Despite being profitable during the unprecedented crisis, the online grocer, Ocado Group Plc (LON: OCDO), might make 200 of its workers redundant at the Hatfield call centre facility. This move by the company is considered to be a cost-cutting measure as it looks forward to relocating the call centre roles at Sunderland. However, the company said that the Hatfield workers would be offered support roles in Sunderland.
The call centre facility has immense contribution in guiding the FTSE 100 listed company into profits during the unprecedented crisis. The Company has shown strong revenue growth in the third quarter of 2020, driven by the shift to the online grocery in the UK. The Company witnessed an increase in orders per week, while the average order size continues to normalise. Ocado Group also witnessed a positive response to the switchover to M&S products, which resulted in strong forward demand. The Company expects the market to remain uncertain, and social distancing measures can certainly impact the trading performance in the near term.
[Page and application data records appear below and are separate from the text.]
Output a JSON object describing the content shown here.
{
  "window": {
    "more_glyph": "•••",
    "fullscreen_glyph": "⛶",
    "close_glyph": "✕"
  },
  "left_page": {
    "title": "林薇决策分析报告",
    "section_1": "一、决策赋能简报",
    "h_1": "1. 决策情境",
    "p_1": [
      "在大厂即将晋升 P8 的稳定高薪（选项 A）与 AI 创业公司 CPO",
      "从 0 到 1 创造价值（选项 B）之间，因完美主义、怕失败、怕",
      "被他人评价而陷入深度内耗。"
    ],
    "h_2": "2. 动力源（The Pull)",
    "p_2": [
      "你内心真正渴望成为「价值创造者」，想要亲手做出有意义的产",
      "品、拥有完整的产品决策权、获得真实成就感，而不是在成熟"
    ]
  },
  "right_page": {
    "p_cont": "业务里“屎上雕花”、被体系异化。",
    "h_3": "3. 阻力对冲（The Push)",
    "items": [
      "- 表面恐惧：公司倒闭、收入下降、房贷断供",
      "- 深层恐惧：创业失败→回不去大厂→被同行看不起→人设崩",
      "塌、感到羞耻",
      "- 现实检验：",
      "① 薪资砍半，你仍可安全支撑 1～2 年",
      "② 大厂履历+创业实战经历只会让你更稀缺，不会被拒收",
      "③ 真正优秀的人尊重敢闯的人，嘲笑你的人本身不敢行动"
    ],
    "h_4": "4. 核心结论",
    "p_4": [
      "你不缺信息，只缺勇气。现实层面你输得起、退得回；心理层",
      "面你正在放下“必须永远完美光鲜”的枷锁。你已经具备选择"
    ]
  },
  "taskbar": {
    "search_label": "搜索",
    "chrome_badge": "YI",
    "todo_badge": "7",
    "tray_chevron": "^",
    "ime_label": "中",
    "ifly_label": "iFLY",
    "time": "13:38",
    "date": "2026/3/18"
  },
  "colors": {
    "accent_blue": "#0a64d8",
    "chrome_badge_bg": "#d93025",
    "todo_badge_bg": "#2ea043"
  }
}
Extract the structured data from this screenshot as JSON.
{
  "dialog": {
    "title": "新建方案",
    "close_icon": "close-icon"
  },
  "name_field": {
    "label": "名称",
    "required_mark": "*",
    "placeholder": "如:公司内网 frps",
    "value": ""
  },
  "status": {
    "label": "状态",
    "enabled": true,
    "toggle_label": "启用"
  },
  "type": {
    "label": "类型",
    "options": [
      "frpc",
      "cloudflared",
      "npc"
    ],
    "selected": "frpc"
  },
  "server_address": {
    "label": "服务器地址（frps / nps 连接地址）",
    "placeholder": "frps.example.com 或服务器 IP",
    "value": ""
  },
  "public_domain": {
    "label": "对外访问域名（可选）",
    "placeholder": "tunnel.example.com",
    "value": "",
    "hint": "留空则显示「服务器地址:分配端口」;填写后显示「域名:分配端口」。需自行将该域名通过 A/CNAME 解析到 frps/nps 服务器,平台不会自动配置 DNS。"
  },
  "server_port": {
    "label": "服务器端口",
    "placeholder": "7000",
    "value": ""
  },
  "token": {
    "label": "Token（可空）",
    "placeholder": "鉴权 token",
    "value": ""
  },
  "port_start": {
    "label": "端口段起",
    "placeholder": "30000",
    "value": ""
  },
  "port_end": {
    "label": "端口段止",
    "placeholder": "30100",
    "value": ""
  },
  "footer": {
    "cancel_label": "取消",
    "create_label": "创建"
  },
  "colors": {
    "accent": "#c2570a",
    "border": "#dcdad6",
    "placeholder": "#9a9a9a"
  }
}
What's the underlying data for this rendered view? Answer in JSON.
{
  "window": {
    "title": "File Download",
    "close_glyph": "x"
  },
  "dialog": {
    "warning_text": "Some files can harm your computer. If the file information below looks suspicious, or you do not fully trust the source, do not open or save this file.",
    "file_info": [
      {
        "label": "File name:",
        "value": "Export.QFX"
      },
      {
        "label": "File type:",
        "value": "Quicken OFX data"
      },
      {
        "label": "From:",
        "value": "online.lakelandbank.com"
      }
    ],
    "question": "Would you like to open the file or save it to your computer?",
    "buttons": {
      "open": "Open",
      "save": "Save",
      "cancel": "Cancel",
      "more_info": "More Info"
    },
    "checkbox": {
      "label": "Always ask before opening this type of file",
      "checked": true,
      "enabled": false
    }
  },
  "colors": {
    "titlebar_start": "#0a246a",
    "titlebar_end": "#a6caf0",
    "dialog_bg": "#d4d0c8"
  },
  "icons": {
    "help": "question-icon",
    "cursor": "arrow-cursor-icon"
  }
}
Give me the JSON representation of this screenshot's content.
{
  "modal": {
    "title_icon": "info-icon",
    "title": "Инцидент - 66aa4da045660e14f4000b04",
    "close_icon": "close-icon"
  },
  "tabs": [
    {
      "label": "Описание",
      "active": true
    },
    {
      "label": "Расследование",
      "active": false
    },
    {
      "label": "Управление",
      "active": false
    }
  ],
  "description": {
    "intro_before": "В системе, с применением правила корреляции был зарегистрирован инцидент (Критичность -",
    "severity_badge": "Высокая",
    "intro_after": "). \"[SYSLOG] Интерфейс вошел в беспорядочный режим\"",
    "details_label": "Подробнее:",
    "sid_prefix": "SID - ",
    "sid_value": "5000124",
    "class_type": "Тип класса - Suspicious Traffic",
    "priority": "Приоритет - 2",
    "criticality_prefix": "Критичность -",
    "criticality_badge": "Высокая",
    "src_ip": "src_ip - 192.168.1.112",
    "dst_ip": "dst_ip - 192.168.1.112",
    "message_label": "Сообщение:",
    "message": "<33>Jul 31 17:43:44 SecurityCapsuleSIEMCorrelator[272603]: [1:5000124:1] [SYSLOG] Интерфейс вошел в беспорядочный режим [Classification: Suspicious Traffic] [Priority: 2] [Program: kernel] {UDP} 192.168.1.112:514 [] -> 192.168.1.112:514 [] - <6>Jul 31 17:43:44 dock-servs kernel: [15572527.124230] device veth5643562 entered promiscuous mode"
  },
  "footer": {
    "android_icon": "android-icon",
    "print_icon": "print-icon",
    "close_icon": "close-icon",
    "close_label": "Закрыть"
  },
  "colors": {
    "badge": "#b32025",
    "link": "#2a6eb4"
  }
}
During the third quarter of 2020, the Company witnessed an increase in retail revenue by 52 per cent, driven by the paradigm shift to online shopping in the UK. Higher demand was evident from the fact that the retail sales increased at a faster pace quarter-on-quarter in 2020. The average order size continues to normalise and remain higher as compared to pre-pandemic levels. The Company witnessed a surge in orders per week, driven by strong demand, normalised shopping behaviour as the website reopened for new customers in a phased manner. The customers have given a positive response to the switchover to M&S products, resulting in strong forward demand and increase in the number of products in customer baskets.
Comparative share price chart of OCDO with FTSE 100 index
(Source: Refinitiv, Thomson Reuters)
OCDO shares have risen over by nearly 124.47 per cent on a YTD basis. The shares have outperformed the benchmark index. While writing on 24 September 2020 at GMT 2:51 PM+1 GMT, OCDO shares traded at GBX 2,787, down by 2.72 per cent from previous day closing price.
The Food & Drug retailers have remained active since the onslaught of the pandemic. Now the UK fears a second wave of the pandemic, which is not a good sign for the economy. Therefore, these businesses are following a cautious approach and chalking out plans to reduce costs which may lead to some job redundancies.